This effect was traced back to a specific liver protein, called glycosylphosphatidylinositol specific phospholipase D1 (Gpld1). The research was focused on taking so-called “young blood” from young mice and injecting it into older mice, who were rejuvenated by it.
In the case of the research, led by Saul Villeda at UCSF, they placed a wheel in a cage full of mice and the mostly inactive mice ran on the wheel at night. Villeda and his team took blood from elderly or middle-aged lab animals that had the exercise wheel in their cage for six weeks. Then they dosed the old mice who had no exercise wheel in their cages with the blood.
The inactive mice that received the blood eight times over three weeks were then tested on learning and memory, such as running a maze. The couch potato mice did almost as well on the cognition tests and the mice who exercised regularly. A control group of couch potato mice that received blood from other old, non-exercising mice did not show an increase in learning and memory. The animals who receive the blood from the active mice also grew approximately twice as many new neurons in the hippocampus, the part of the brain involved in learning and memory.

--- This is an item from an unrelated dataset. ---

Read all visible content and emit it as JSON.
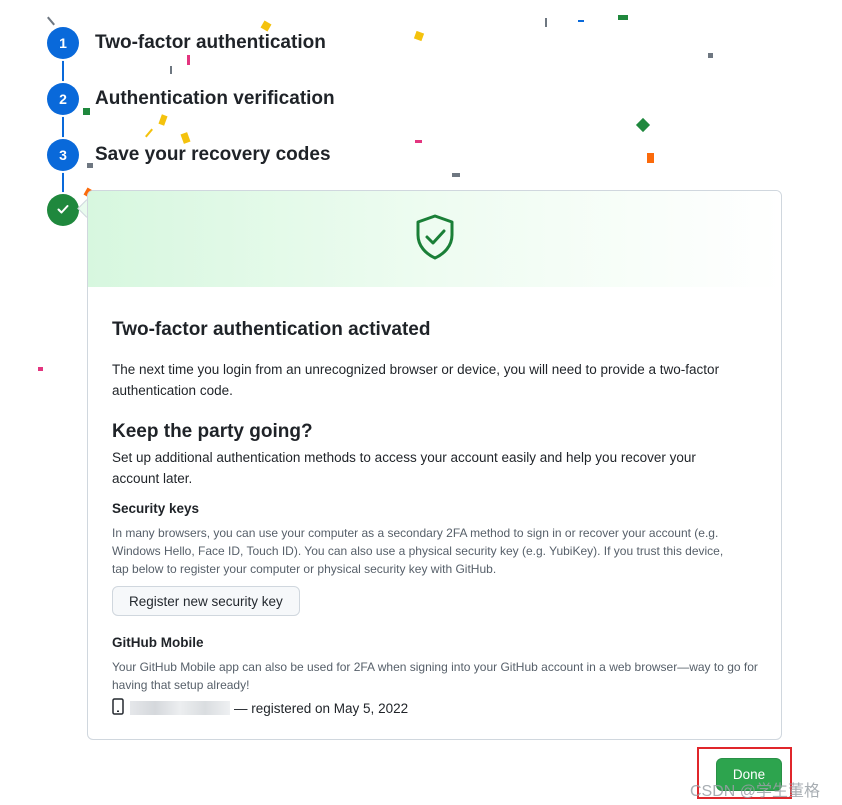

The authors postulate that it might be possible to develop a drug based on the Gpld1, which sounds significantly more difficult and expensive than convincing people to exercise.

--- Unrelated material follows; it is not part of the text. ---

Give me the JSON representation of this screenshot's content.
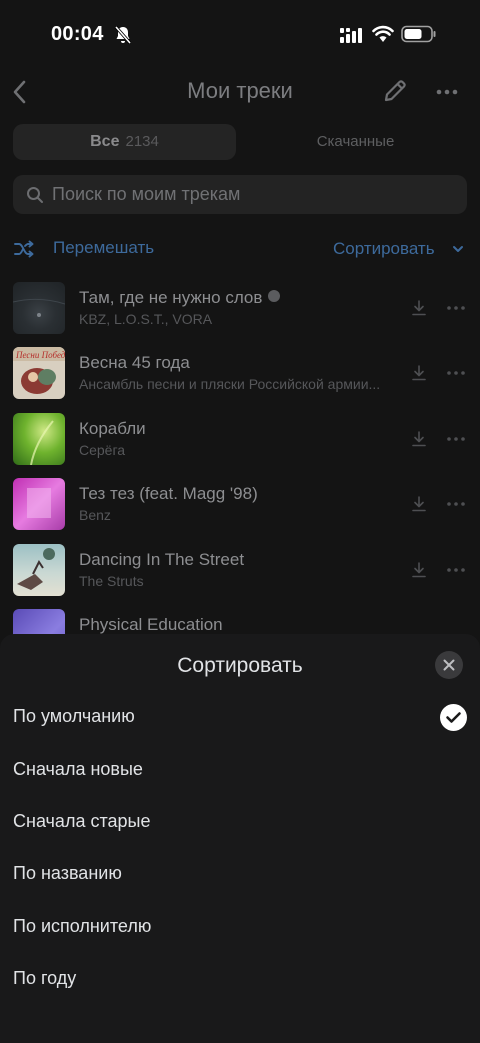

One of the drawbacks they found is that Gpld1 doesn’t seem able to cross the blood-brain barrier. Whatever benefits the mice were getting from the molecule they believe comes from other proteins being cleaved from the membranes of many different types of cells. Those free-floating molecules enter the bloodstream and decrease inflammation and blood clotting, both of which are associated with dementia and cognitive decline in elderly people who are unable to exercise.
“It’s very tantalizing,” Princeton University aging research Coleen Murphy told Science. “We always want people to exercise more and not everybody is going to be able to do that. To be able to give people this in a pill form would be fantastic.”
Willard Freeman, a University of Oklahoma researcher who researches aging, with a particular focus on severely injured soldiers as a Veterans Affairs researcher, co-authored a commentary on the research, also published in Science. He wonders if a treatment that comes out of the research, or potentially even blood from healthy people who exercise, could help younger people in rehabilitation. He acknowledges that the Villeda group’s research has identified only one part of a complex cascade of events. “We have a lot to learn,” he said.
This is not the only research going on in aging, of course. This week, researchers at the University of Bern in Switzerland demonstrated how frailty and immune decline can be halted and partially reversed in an animal model. They used a novel cell-based therapy using eosinophils. Predominantly found in the blood circulation, eosinophils are also found in the belly fat of both humans and mice. They are known to provide protection from parasite infection and promote allergic airway disease. But in the belly fat they are mostly responsible for maintaining local immune levels. As we age, eosinophils in belly fat decline, while the number of macrophages, which stimulate inflammation, increases. Their efforts focused on restoring the immune cell balance in belly fat.
“In different experimental approaches, we were able to show that transfers of eosinophils from young mice into aged recipients resolved not only local but also systemic low-grade inflammation,” said Alexander Eggel, from the Department of BioMedical Research (DBMR) of the University of Bern. “In these experiments, we observed that transferred eosinophils were selectively homing into adipose tissue.”
The results, aging animals demonstrated significant improvements in physical fitness, and appeared to rejuvenate the immune system.